2022-12-20. Letters to Santa Claus, Gazette, 12-20-1945

2022-12-20. Christmas Greetings from local businesses, Gazette, 12-20-1945

Monday, December 12, 2022

A Stealth Dentist

I bought this postcard because I didn't have this exact view of the 300 block of Main Street.

2022-12-12. Main Street 1911-02-01 a
(Click on image to enlarge)

It is the east side of Main Street, looking south from Third Street. The postcard is postmarked February 1, 1911.

We've seen all of these things before. What interests me in particular is the second story of 301-305 Main, where we see several awnings and a sign jutting out, all with the word "Dentist." At street level, under the big sign for the law partnership of Bozarth & Bozarth,[1] there is a small plaque with the nearly illegible name of a dentist.

The 1910 Census shows two dentists in town — Fred Werner and Charles Kenward — and of those two names, I think Kenward looks more likely.

But I never heard of Charles Kenward before. How is it possible that I've read so many issues of Hobart newspapers from this era and never heard of one of the two town dentists?

His obituary, from the Hobart Gazette of June 10, 1943, says that he moved to Hobart in 1905 and practiced his profession here until 1918.

2022-12-12. 1943-06-10 Gazette, Dr. Kenward, Former Hobart Dentist, Dies Thursday
(Click on image to enlarge)

2022-12-12. Dr. Charles Franklin Kenward
Image from

♦    ♦    ♦

I already covered most of the other businesses in this photo in another post about a similar postcard, dated the same year, but looking at this side of the 300 block from the other direction.

Notice that the awning of Scheddell's Drug Store reads "The Mackey Drug Store."

Turning the postcard over, we find it signed "Evea" — I think that's Evea Miller, whom we've met before.

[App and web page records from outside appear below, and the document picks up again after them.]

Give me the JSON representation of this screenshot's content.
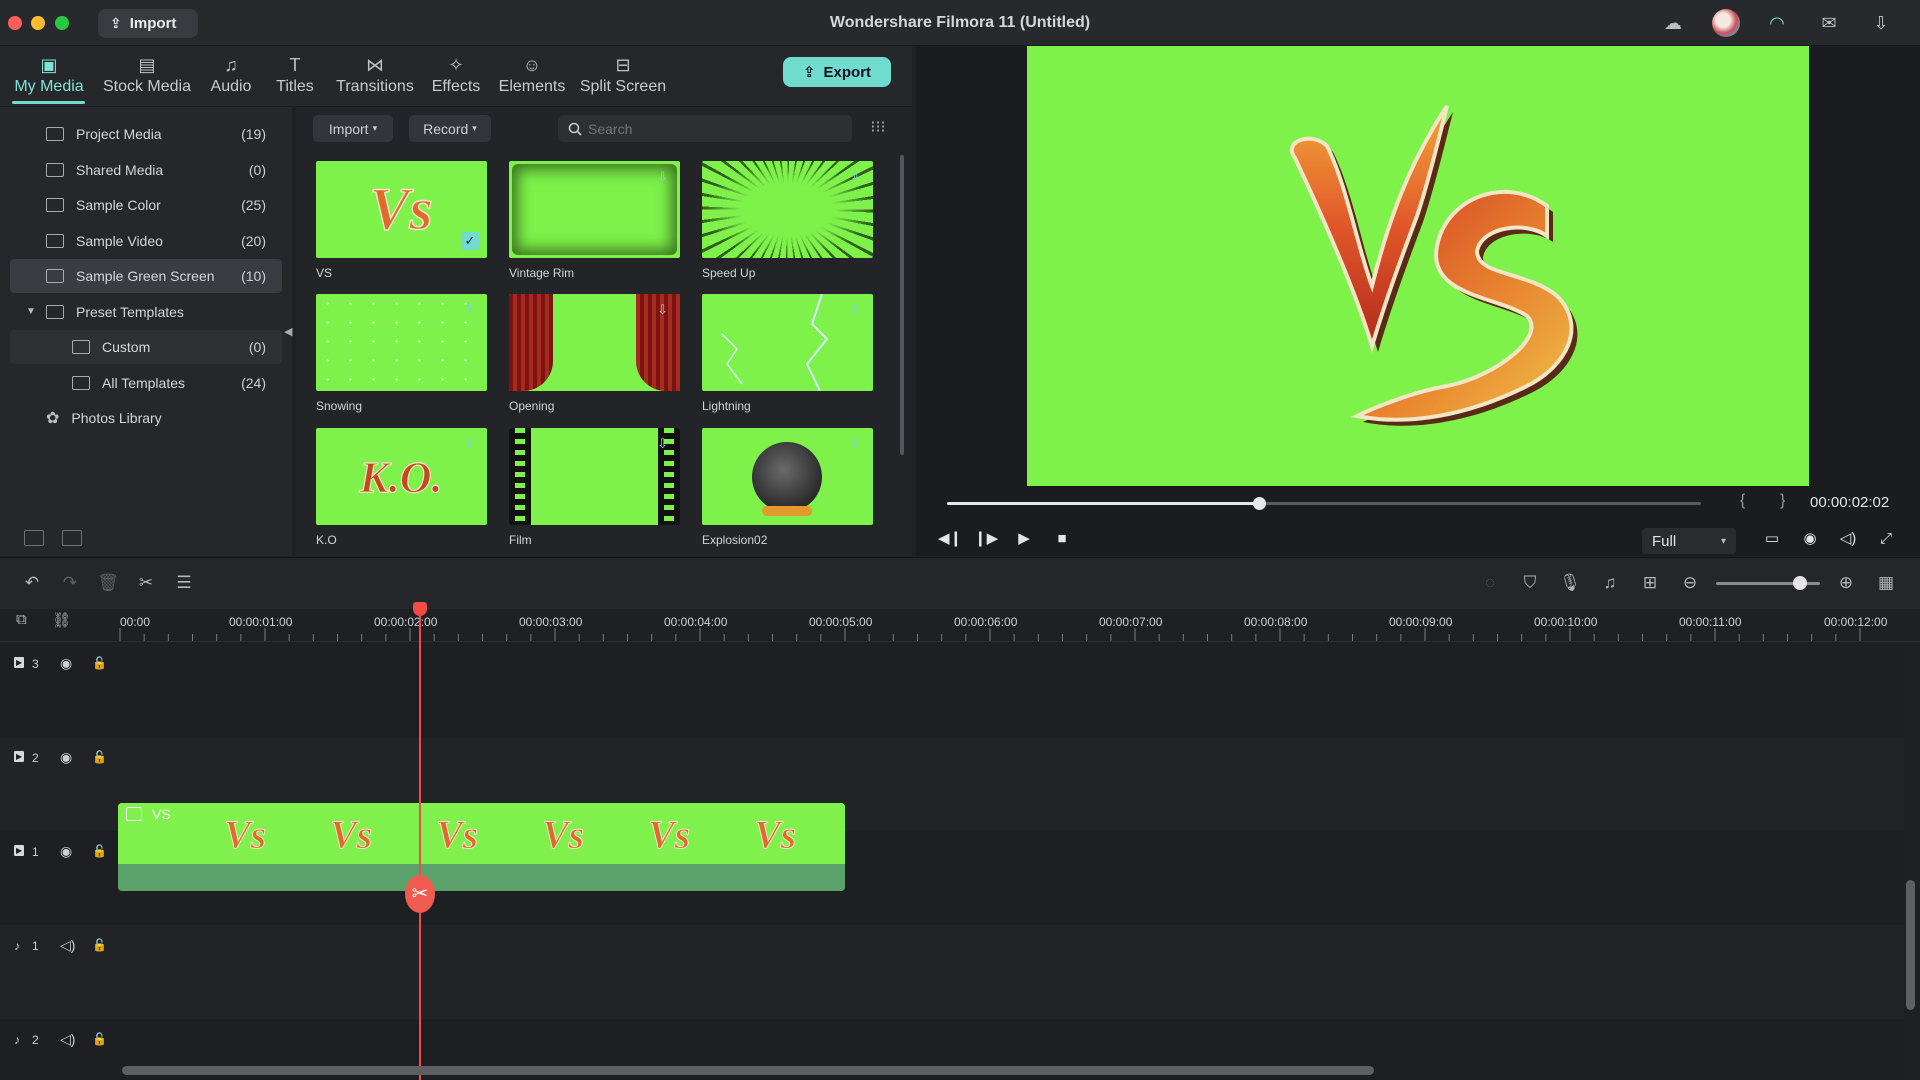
{
  "window": {
    "title": "Wondershare Filmora 11 (Untitled)",
    "import_label": "Import"
  },
  "tabs": [
    {
      "label": "My Media",
      "icon": "my-media-icon"
    },
    {
      "label": "Stock Media",
      "icon": "stock-media-icon"
    },
    {
      "label": "Audio",
      "icon": "audio-icon"
    },
    {
      "label": "Titles",
      "icon": "titles-icon"
    },
    {
      "label": "Transitions",
      "icon": "transitions-icon"
    },
    {
      "label": "Effects",
      "icon": "effects-icon"
    },
    {
      "label": "Elements",
      "icon": "elements-icon"
    },
    {
      "label": "Split Screen",
      "icon": "split-screen-icon"
    }
  ],
  "export_label": "Export",
  "library": [
    {
      "label": "Project Media",
      "count": "(19)"
    },
    {
      "label": "Shared Media",
      "count": "(0)"
    },
    {
      "label": "Sample Color",
      "count": "(25)"
    },
    {
      "label": "Sample Video",
      "count": "(20)"
    },
    {
      "label": "Sample Green Screen",
      "count": "(10)"
    },
    {
      "label": "Preset Templates",
      "count": ""
    },
    {
      "label": "Custom",
      "count": "(0)"
    },
    {
      "label": "All Templates",
      "count": "(24)"
    },
    {
      "label": "Photos Library",
      "count": ""
    }
  ],
  "media_toolbar": {
    "import_label": "Import",
    "record_label": "Record",
    "search_placeholder": "Search"
  },
  "media_items": [
    {
      "label": "VS"
    },
    {
      "label": "Vintage Rim"
    },
    {
      "label": "Speed Up"
    },
    {
      "label": "Snowing"
    },
    {
      "label": "Opening"
    },
    {
      "label": "Lightning"
    },
    {
      "label": "K.O"
    },
    {
      "label": "Film"
    },
    {
      "label": "Explosion02"
    }
  ],
  "preview": {
    "timecode": "00:00:02:02",
    "quality": "Full",
    "progress_fraction": 0.415
  },
  "ruler_labels": [
    "00:00",
    "00:00:01:00",
    "00:00:02:00",
    "00:00:03:00",
    "00:00:04:00",
    "00:00:05:00",
    "00:00:06:00",
    "00:00:07:00",
    "00:00:08:00",
    "00:00:09:00",
    "00:00:10:00",
    "00:00:11:00",
    "00:00:12:00"
  ],
  "tracks": [
    {
      "kind": "video",
      "number": "3"
    },
    {
      "kind": "video",
      "number": "2"
    },
    {
      "kind": "video",
      "number": "1"
    },
    {
      "kind": "audio",
      "number": "1"
    },
    {
      "kind": "audio",
      "number": "2"
    }
  ],
  "clip": {
    "label": "VS",
    "frame_text": "Vs"
  },
  "colors": {
    "accent": "#6fdccd",
    "green_screen": "#7ef14b",
    "playhead": "#ef4b47"
  }
}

2022-12-12. Main Street 1911-02-01 b

The Floyd with a cold was her toddler-age son. I wonder whom she was planning on leaving him at home with? As for poor Nora, she is a mystery to me.

[1] I'm not sure who the lawyers were; possibly Nelson and William Bozarth, father and son, who were Valparaiso residents in 1910 but might have had an office in Hobart.